I’ve done a lot of time in jewelry school, hundreds of hours. Learning to solder and fuse, saw and hammer, sand and polish. I always used stones produced by others – from tiny machine cut faceted stones to large specialty cabochons cut by lapidary experts. Cutting my own stones always seemed like just too much work, another distraction to keep me from bringing my designs to life. However, I’ve noticed that sometimes I just can’t get exactly what I want, stone-wise, for a particular piece of jewelry. I have a necklace in mind, just a hint from the muse so far, that would need a set of graduated cabs, at least five or seven. Try finding that! Even wandering around at the Tucson Gem Shows, that’s not something easy to spot. It’s enough to drive a person to learn to do it themselves!
Last year, I went to the evening slide show by master jewelry artist Michael Boyd when he came to teach a week-long lapidary workshop at Creative Side Jewelry Academy of Austin (I’m so lucky to have this jewelry school right here in my backyard!). His way of designing, using the stones as the main event of his work rather than as accents, was very intriguing. His background as a painter means that color is really important to him. I struggle with wanting more color in my own work – after all those years of thread painting and brilliant glass, metal is a bit monochromatic! That evening’s presentation left me wanting to take his workshop when he returned.
So this year, I did it. I got sucked into the lapidary world. I’d hoped to buy a bunch of rough stones in Tucson, but the combination of lack of knowledge and early illness meant I really didn’t buy much there. Still, I headed into class knowing that I could experiment with something and decide if this was for me.
The first day of class was spent learning to cut rough cabochons (cabs) from stone. From slicing lump stones with a lapidary saw to “dropping” the stones with super glue or wax onto nails to hold them while we shaped them with six grits of grinding wheels and a final cerium oxide polish takes all of about 10 minutes for an experienced stone cutter. What a revelation! All the students in class went wild with working. In the afternoon, we had design discussions with hands-on inspections of a large variety of Michael’s jewelry to see all his specialized tricks.
On Tuesday, we started exploring some of those concepts. We had demonstrations of making bezels and drilling holes through stones.

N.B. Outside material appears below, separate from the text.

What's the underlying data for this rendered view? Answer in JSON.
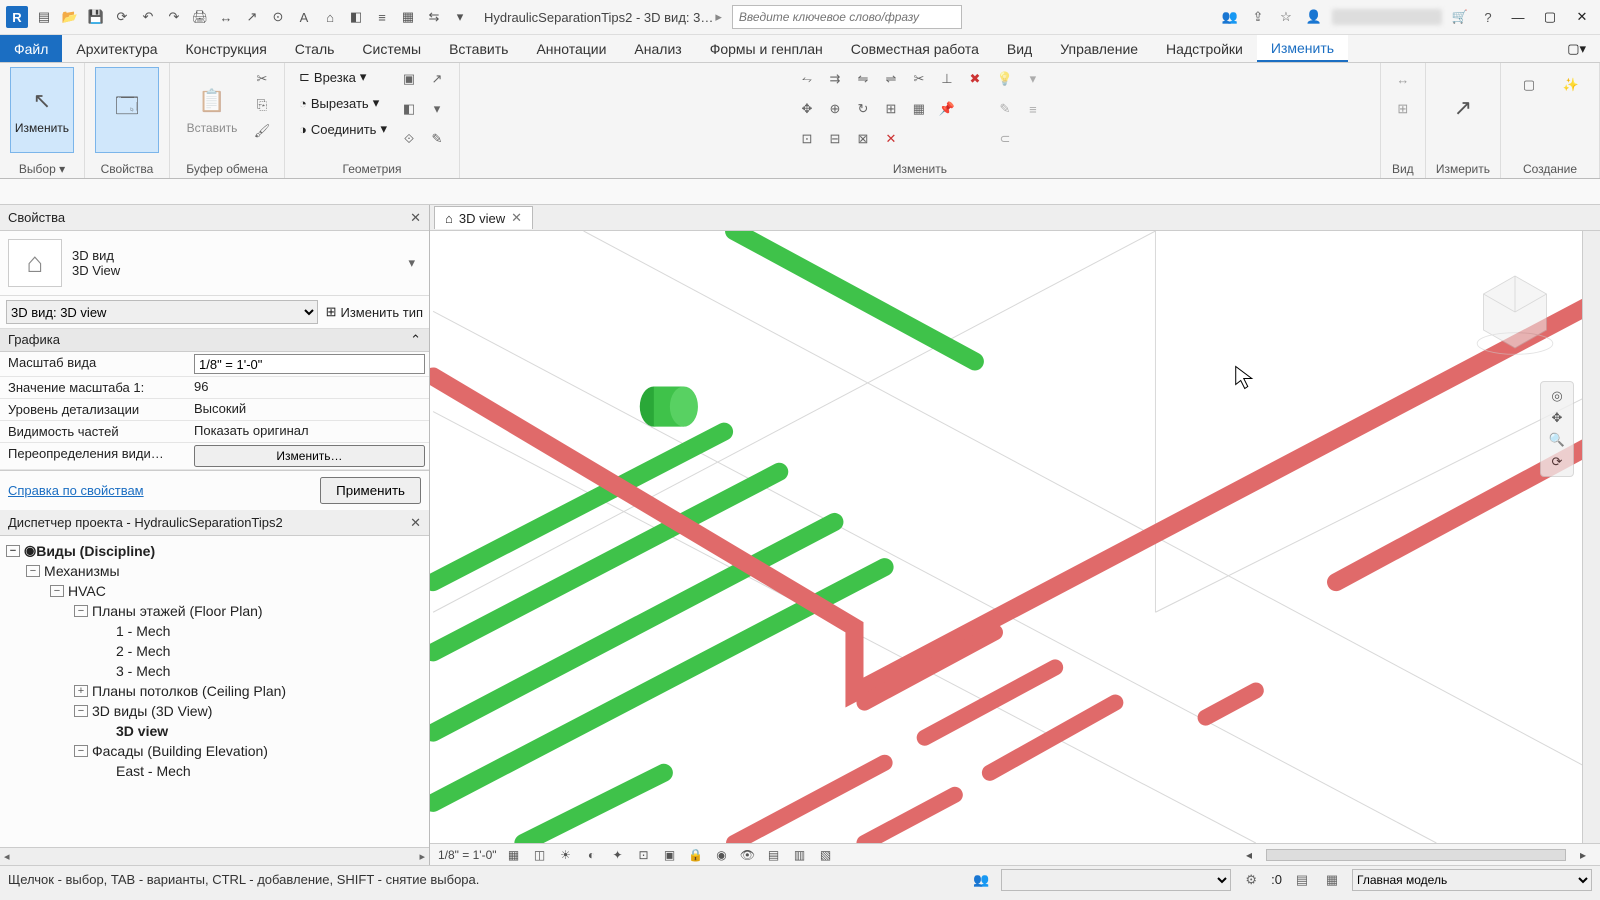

For the third day, we discussed selecting materials and design. We learned to mount metal on top of a stone, either a textured sheet or a bezel/tube setting. Bezel-set stone on top of bezel-set stone is a Michael Boyd trademark. Lamination was one of my favorite processes – using an archival epoxy to layer stones, metal, and/or natural objects that can then be cut as one into a cab. We also remounted stones to finish their bottoms and discussed different polishing compounds, including loose diamond powders.
Thursday morning found us on a field trip to the local rock shop, Nature’s Treasures, shopping with experts in tow to answer questions. This was in addition to all the stones that Michael brought for us to purchase from him in class, if desired. Laden with small but heavy bags of stones, we headed back to the classroom to learn to carve stone with diamond bits in the flex shaft.
On the final day, we learned to make our own custom bezel wire and watched another trademark mount – a saddle with drilled holes and rivets. An epiphany for me was watching Michael polish up a riveting hammer in about two minutes on the same lapidary wheels, which don’t become cross contaminated. The last demo of the workshop was hammer inlay, where wire was pounded into channels cut in the top of a thick piece of jade.
The workshop was so inspiring that I bought one of the demo lapidary machines for my own studio. I’m looking forward to seeing how this ability to customize stones impacts my design work going forward. If you ever get a chance to take a class with Michael Boyd and his oh-so-helpful assistant, Ryan Gardner, do it!